On Thursday, January 15th the Allegheny County Bar Association hosted a seminar to discuss data security and privacy risks for law firms presented by Lisa K. Jaffee of CNA Insurance and Alicia Slade of Plummer Slade, Inc.

Jaffee opened with an overview of cyber threats, where they stem from and potential consequences of such breaches, as well as explained the sources of obligation by firms to protect client data. Slade followed up with information security best practices, citing both her personal and professional experience with data security.

Most people are familiar with the large scale breach incidents that targeted large retail chains and their customers but these large retail companies are not the only targets or victims of these cybercrimes. It is estimated that eighty percent of the top 100 law firms in the country had been breached in 2011. Law firms deal with sensitive and valuable client data and “cybercriminals are targeting law firms because law firms have a wealth of information about companies such as intellectual property, trade secrets, information on mergers and acquisitions and other deals that are very valuable to them.” said Jaffee, “They would like to get the information from the corporations themselves but are finding security is much higher for those corporations than law firms.”

Much of the time, firms are not jumping to publicize the fact that they have had a major security breach, either because they do not know or because of the fear that their reputation may be damaged because of an incident. With the cybersecurity landscape ever changing, it may no longer be up to the business or firm whether or not a breach is made known to the public, or at the very least, the effected parties. There are currently 47 states, including Pennsylvania (Title 73 §§2301-2329), that have passed legislation requiring private and public entities to notify individuals of data breaches involving personal identifying information.

Not only do lawyers need to be familiar with the cyber security laws of the state in which they practice, but also the states in which their clients reside. In addition to each state’s data breach notification requirements, firms that deal with client’s health information are subject to additional regulations such as the Health Information Portability and Accountability Act (HIPAA). According to Slade “anyone who touches a medical record should be HIPAA compliant”. Many potential clients within industries that possess sensitive information are asking that firms prove their information is secure before they will consider being represented.

President Obama has recently announced a new cybersecurity legislative proposal that aims to simplify and regulate the existing laws passed by individual states under one federal statute.
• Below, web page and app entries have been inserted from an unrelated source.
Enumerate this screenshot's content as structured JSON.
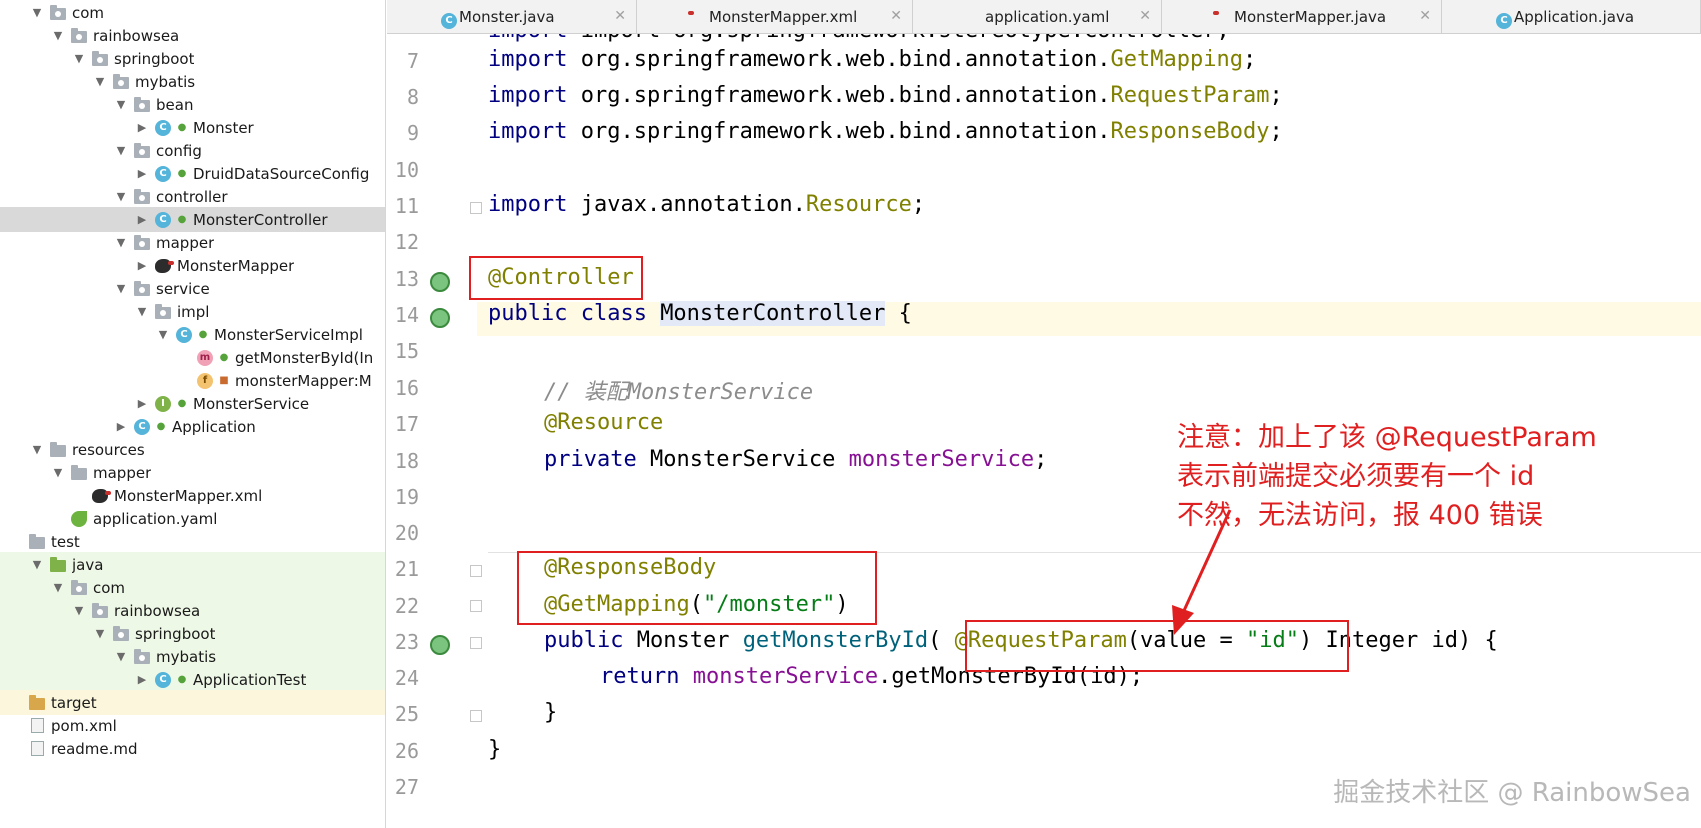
{
  "tree": [
    {
      "label": "com",
      "level": 1,
      "arrow": "down",
      "icon": "package-folder"
    },
    {
      "label": "rainbowsea",
      "level": 2,
      "arrow": "down",
      "icon": "package-folder"
    },
    {
      "label": "springboot",
      "level": 3,
      "arrow": "down",
      "icon": "package-folder"
    },
    {
      "label": "mybatis",
      "level": 4,
      "arrow": "down",
      "icon": "package-folder"
    },
    {
      "label": "bean",
      "level": 5,
      "arrow": "down",
      "icon": "package-folder"
    },
    {
      "label": "Monster",
      "level": 6,
      "arrow": "right",
      "icon": "class-icon"
    },
    {
      "label": "config",
      "level": 5,
      "arrow": "down",
      "icon": "package-folder"
    },
    {
      "label": "DruidDataSourceConfig",
      "level": 6,
      "arrow": "right",
      "icon": "class-icon"
    },
    {
      "label": "controller",
      "level": 5,
      "arrow": "down",
      "icon": "package-folder"
    },
    {
      "label": "MonsterController",
      "level": 6,
      "arrow": "right",
      "icon": "class-icon",
      "state": "selected"
    },
    {
      "label": "mapper",
      "level": 5,
      "arrow": "down",
      "icon": "package-folder"
    },
    {
      "label": "MonsterMapper",
      "level": 6,
      "arrow": "right",
      "icon": "mybatis-icon"
    },
    {
      "label": "service",
      "level": 5,
      "arrow": "down",
      "icon": "package-folder"
    },
    {
      "label": "impl",
      "level": 6,
      "arrow": "down",
      "icon": "package-folder"
    },
    {
      "label": "MonsterServiceImpl",
      "level": 7,
      "arrow": "down",
      "icon": "class-icon"
    },
    {
      "label": "getMonsterById(In",
      "level": 8,
      "arrow": "",
      "icon": "method-icon"
    },
    {
      "label": "monsterMapper:M",
      "level": 8,
      "arrow": "",
      "icon": "field-icon"
    },
    {
      "label": "MonsterService",
      "level": 6,
      "arrow": "right",
      "icon": "interface-icon"
    },
    {
      "label": "Application",
      "level": 5,
      "arrow": "right",
      "icon": "spring-class-icon"
    },
    {
      "label": "resources",
      "level": 1,
      "arrow": "down",
      "icon": "resources-folder"
    },
    {
      "label": "mapper",
      "level": 2,
      "arrow": "down",
      "icon": "folder"
    },
    {
      "label": "MonsterMapper.xml",
      "level": 3,
      "arrow": "",
      "icon": "mybatis-icon"
    },
    {
      "label": "application.yaml",
      "level": 2,
      "arrow": "",
      "icon": "spring-leaf-icon"
    },
    {
      "label": "test",
      "level": 0,
      "arrow": "",
      "icon": "folder"
    },
    {
      "label": "java",
      "level": 1,
      "arrow": "down",
      "icon": "java-test-folder",
      "state": "green"
    },
    {
      "label": "com",
      "level": 2,
      "arrow": "down",
      "icon": "package-folder",
      "state": "green"
    },
    {
      "label": "rainbowsea",
      "level": 3,
      "arrow": "down",
      "icon": "package-folder",
      "state": "green"
    },
    {
      "label": "springboot",
      "level": 4,
      "arrow": "down",
      "icon": "package-folder",
      "state": "green"
    },
    {
      "label": "mybatis",
      "level": 5,
      "arrow": "down",
      "icon": "package-folder",
      "state": "green"
    },
    {
      "label": "ApplicationTest",
      "level": 6,
      "arrow": "right",
      "icon": "spring-class-icon",
      "state": "green"
    },
    {
      "label": "target",
      "level": 0,
      "arrow": "",
      "icon": "target-folder",
      "state": "yellow"
    },
    {
      "label": "pom.xml",
      "level": 0,
      "arrow": "",
      "icon": "file-icon"
    },
    {
      "label": "readme.md",
      "level": 0,
      "arrow": "",
      "icon": "file-icon"
    }
  ],
  "tabs": [
    {
      "label": "Monster.java",
      "icon": "class-icon"
    },
    {
      "label": "MonsterMapper.xml",
      "icon": "mybatis-icon"
    },
    {
      "label": "application.yaml",
      "icon": "spring-leaf-icon"
    },
    {
      "label": "MonsterMapper.java",
      "icon": "mybatis-icon"
    },
    {
      "label": "Application.java",
      "icon": "spring-class-icon"
    }
  ],
  "line_numbers": [
    "7",
    "8",
    "9",
    "10",
    "11",
    "12",
    "13",
    "14",
    "15",
    "16",
    "17",
    "18",
    "19",
    "20",
    "21",
    "22",
    "23",
    "24",
    "25",
    "26",
    "27"
  ],
  "code": {
    "l6": "import org.springframework.stereotype.Controller;",
    "l7_kw": "import",
    "l7_pkg": " org.springframework.web.bind.annotation.",
    "l7_cls": "GetMapping",
    "l7_end": ";",
    "l8_kw": "import",
    "l8_pkg": " org.springframework.web.bind.annotation.",
    "l8_cls": "RequestParam",
    "l8_end": ";",
    "l9_kw": "import",
    "l9_pkg": " org.springframework.web.bind.annotation.",
    "l9_cls": "ResponseBody",
    "l9_end": ";",
    "l11_kw": "import",
    "l11_pkg": " javax.annotation.",
    "l11_cls": "Resource",
    "l11_end": ";",
    "l13": "@Controller",
    "l14_kw": "public class ",
    "l14_name": "MonsterController",
    "l14_end": " {",
    "l16": "// 装配MonsterService",
    "l17": "@Resource",
    "l18_kw": "private ",
    "l18_type": "MonsterService ",
    "l18_field": "monsterService",
    "l18_end": ";",
    "l21": "@ResponseBody",
    "l22_ann": "@GetMapping",
    "l22_open": "(",
    "l22_str": "\"/monster\"",
    "l22_close": ")",
    "l23_kw": "public ",
    "l23_type": "Monster ",
    "l23_method": "getMonsterById",
    "l23_open": "( ",
    "l23_ann": "@RequestParam",
    "l23_p1": "(value = ",
    "l23_str": "\"id\"",
    "l23_p2": ") Integer id) {",
    "l24_kw": "return ",
    "l24_field": "monsterService",
    "l24_call": ".getMonsterById(id);",
    "l25": "}",
    "l26": "}"
  },
  "annotation_note": {
    "line1": "注意：加上了该 @RequestParam",
    "line2": "表示前端提交必须要有一个 id",
    "line3": "不然，无法访问，报 400 错误"
  },
  "watermark": "掘金技术社区 @ RainbowSea",
  "colors": {
    "annotation_red": "#e02020",
    "keyword": "#000080",
    "annotation": "#808000"
  }
}
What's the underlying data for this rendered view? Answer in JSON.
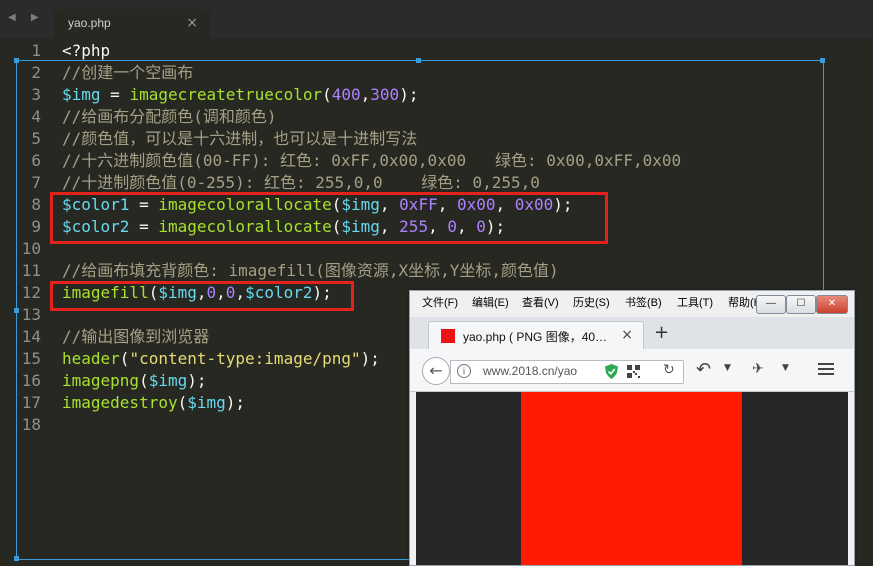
{
  "editor": {
    "tab_title": "yao.php",
    "tab_close": "×",
    "nav_arrows": "◀ ▶",
    "line_numbers": [
      "1",
      "2",
      "3",
      "4",
      "5",
      "6",
      "7",
      "8",
      "9",
      "10",
      "11",
      "12",
      "13",
      "14",
      "15",
      "16",
      "17",
      "18"
    ],
    "lines": [
      [
        [
          "plain",
          "<?php"
        ]
      ],
      [
        [
          "comment",
          "//创建一个空画布"
        ]
      ],
      [
        [
          "var",
          "$img"
        ],
        [
          "plain",
          " = "
        ],
        [
          "fn",
          "imagecreatetruecolor"
        ],
        [
          "plain",
          "("
        ],
        [
          "num",
          "400"
        ],
        [
          "plain",
          ","
        ],
        [
          "num",
          "300"
        ],
        [
          "plain",
          ");"
        ]
      ],
      [
        [
          "comment",
          "//给画布分配颜色(调和颜色)"
        ]
      ],
      [
        [
          "comment",
          "//颜色值，可以是十六进制，也可以是十进制写法"
        ]
      ],
      [
        [
          "comment",
          "//十六进制颜色值(00-FF): 红色: 0xFF,0x00,0x00   绿色: 0x00,0xFF,0x00"
        ]
      ],
      [
        [
          "comment",
          "//十进制颜色值(0-255): 红色: 255,0,0    绿色: 0,255,0"
        ]
      ],
      [
        [
          "var",
          "$color1"
        ],
        [
          "plain",
          " = "
        ],
        [
          "fn",
          "imagecolorallocate"
        ],
        [
          "plain",
          "("
        ],
        [
          "var",
          "$img"
        ],
        [
          "plain",
          ", "
        ],
        [
          "num",
          "0xFF"
        ],
        [
          "plain",
          ", "
        ],
        [
          "num",
          "0x00"
        ],
        [
          "plain",
          ", "
        ],
        [
          "num",
          "0x00"
        ],
        [
          "plain",
          ");"
        ]
      ],
      [
        [
          "var",
          "$color2"
        ],
        [
          "plain",
          " = "
        ],
        [
          "fn",
          "imagecolorallocate"
        ],
        [
          "plain",
          "("
        ],
        [
          "var",
          "$img"
        ],
        [
          "plain",
          ", "
        ],
        [
          "num",
          "255"
        ],
        [
          "plain",
          ", "
        ],
        [
          "num",
          "0"
        ],
        [
          "plain",
          ", "
        ],
        [
          "num",
          "0"
        ],
        [
          "plain",
          ");"
        ]
      ],
      [],
      [
        [
          "comment",
          "//给画布填充背颜色: imagefill(图像资源,X坐标,Y坐标,颜色值)"
        ]
      ],
      [
        [
          "fn",
          "imagefill"
        ],
        [
          "plain",
          "("
        ],
        [
          "var",
          "$img"
        ],
        [
          "plain",
          ","
        ],
        [
          "num",
          "0"
        ],
        [
          "plain",
          ","
        ],
        [
          "num",
          "0"
        ],
        [
          "plain",
          ","
        ],
        [
          "var",
          "$color2"
        ],
        [
          "plain",
          ");"
        ]
      ],
      [],
      [
        [
          "comment",
          "//输出图像到浏览器"
        ]
      ],
      [
        [
          "fn",
          "header"
        ],
        [
          "plain",
          "("
        ],
        [
          "str",
          "\"content-type:image/png\""
        ],
        [
          "plain",
          ");"
        ]
      ],
      [
        [
          "fn",
          "imagepng"
        ],
        [
          "plain",
          "("
        ],
        [
          "var",
          "$img"
        ],
        [
          "plain",
          ");"
        ]
      ],
      [
        [
          "fn",
          "imagedestroy"
        ],
        [
          "plain",
          "("
        ],
        [
          "var",
          "$img"
        ],
        [
          "plain",
          ");"
        ]
      ],
      []
    ]
  },
  "browser": {
    "menu": [
      "文件(F)",
      "编辑(E)",
      "查看(V)",
      "历史(S)",
      "书签(B)",
      "工具(T)",
      "帮助(H)"
    ],
    "window_buttons": {
      "minimize": "—",
      "maximize": "☐",
      "close": "✕"
    },
    "tab_title": "yao.php ( PNG 图像，40…",
    "tab_close": "×",
    "new_tab": "+",
    "url": "www.2018.cn/yao",
    "image_color": "#ff1a00",
    "page_background": "#262626"
  },
  "colors": {
    "editor_bg": "#272822",
    "highlight_box": "#e3221b",
    "selection_frame": "#3a9bdc"
  }
}
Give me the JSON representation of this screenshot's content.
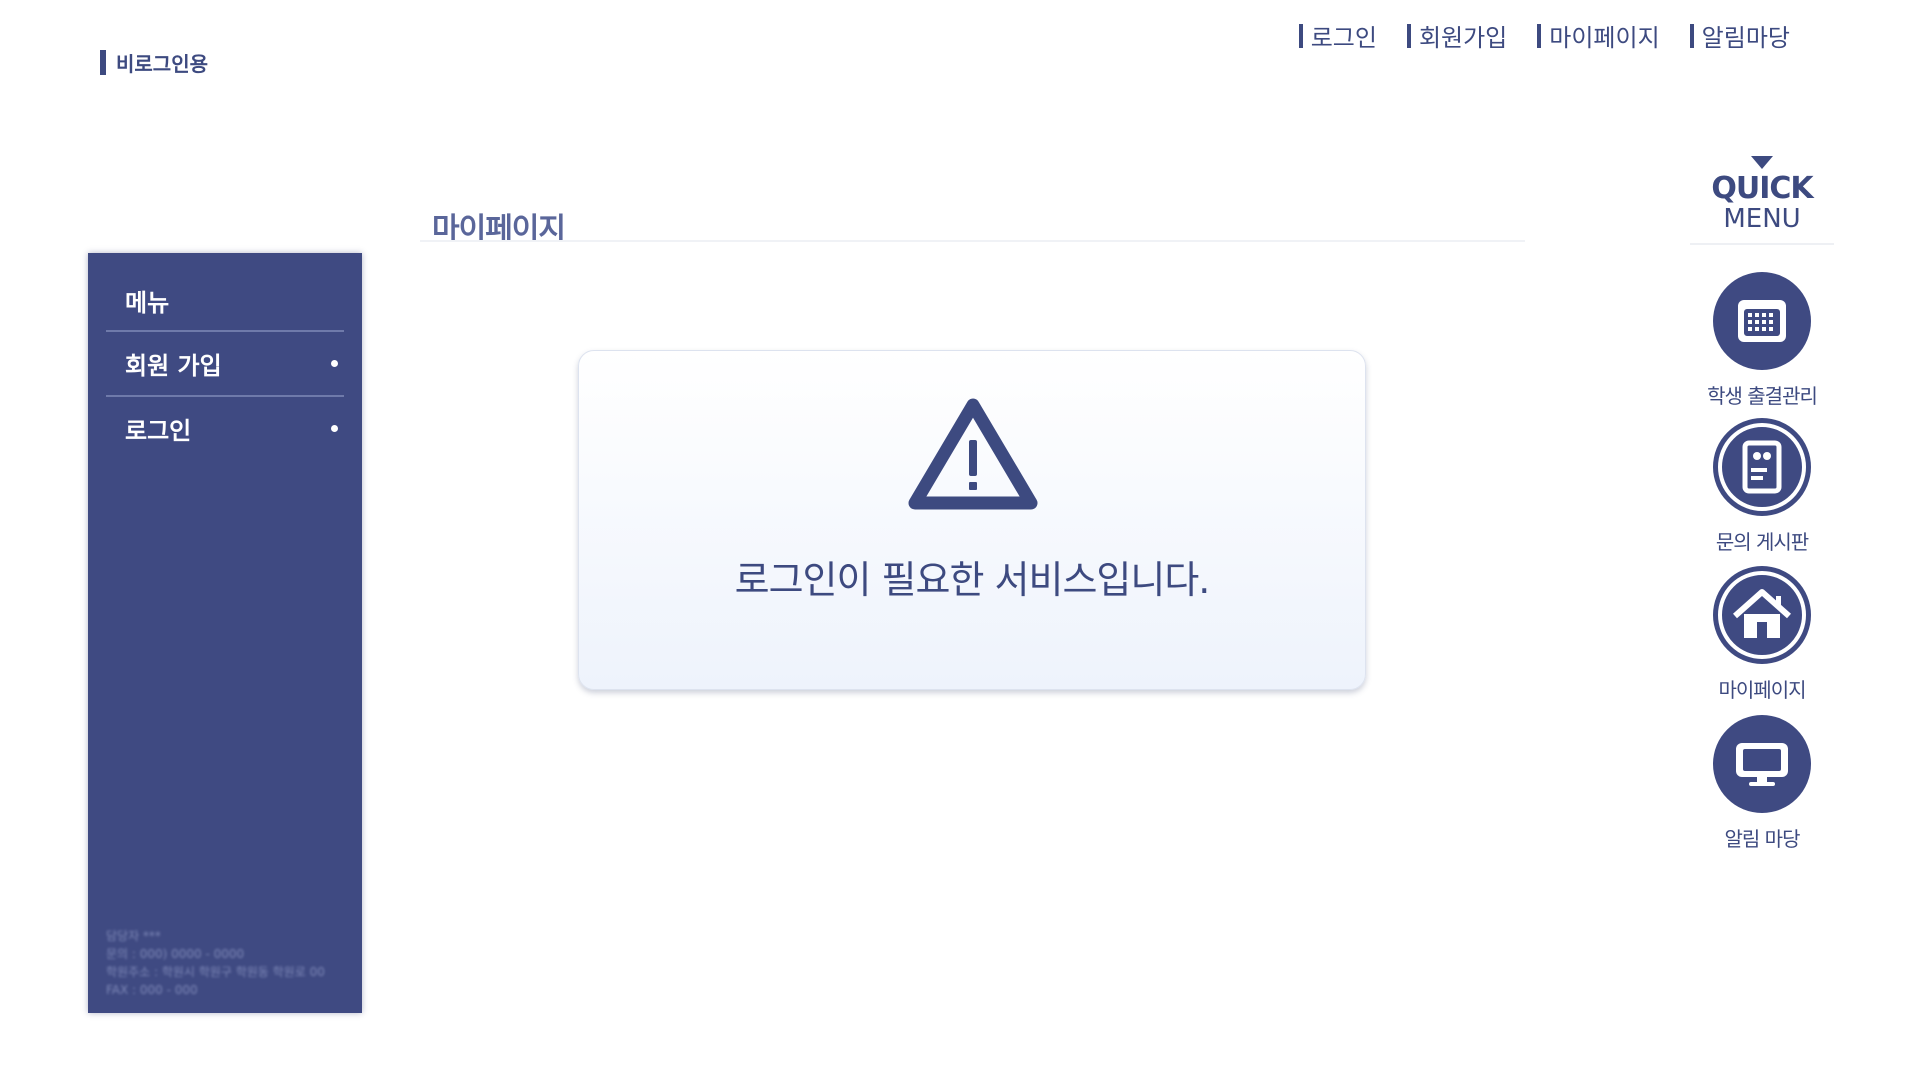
{
  "brand": {
    "label": "비로그인용"
  },
  "top_nav": [
    {
      "label": "로그인"
    },
    {
      "label": "회원가입"
    },
    {
      "label": "마이페이지"
    },
    {
      "label": "알림마당"
    }
  ],
  "sidebar": {
    "title": "메뉴",
    "items": [
      {
        "label": "회원 가입"
      },
      {
        "label": "로그인"
      }
    ],
    "footer": [
      "담당자 ***",
      "문의 : 000) 0000 - 0000",
      "학원주소 : 학원시 학원구 학원동 학원로 00",
      "FAX : 000 - 000"
    ]
  },
  "main": {
    "page_title": "마이페이지",
    "alert": {
      "icon": "warning-icon",
      "message": "로그인이 필요한 서비스입니다."
    }
  },
  "quick_menu": {
    "title_line1": "QUICK",
    "title_line2": "MENU",
    "items": [
      {
        "label": "학생 출결관리",
        "icon": "calendar-icon"
      },
      {
        "label": "문의 게시판",
        "icon": "document-quote-icon"
      },
      {
        "label": "마이페이지",
        "icon": "home-icon"
      },
      {
        "label": "알림 마당",
        "icon": "monitor-icon"
      }
    ]
  },
  "colors": {
    "primary": "#3f4a82",
    "text": "#3d4a80",
    "alert_bg": "#eef3fc"
  }
}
According to the White House press release, the proposal would require “private entities to comply with certain privacy restrictions such as removing unnecessary personal information and taking measures to protect any personal information that must be shared in order to qualify for liability protection.”

Some measures are as easy as finally giving up the password you have been using since you first logged into your undergraduate email account, while others may be more technical. Installing firewalls, encrypting email and hard drives, and staying on top of patches and updates are just a few ways to protect yourself and your clients. Slade states that “eventually we are going to start seeing these best practices become tighter and it’s going to become an obligation.” Taking steps to protect your data could be what stands between you and a malpractice case in the unfortunate event that your data is breached.

It is no longer enough to simply not reveal sensitive client information; firms must educate themselves about both the threats and safeguards and take the appropriate actions to protect their client’s data. In securing your information you are protecting, yourself, the reputation of your firm and fulfilling your obligation to protect your clients. If you have any questions or would like assistance with implementing data security policies and safeguards at your firm, contact Plummer Slade at 412-261-5600.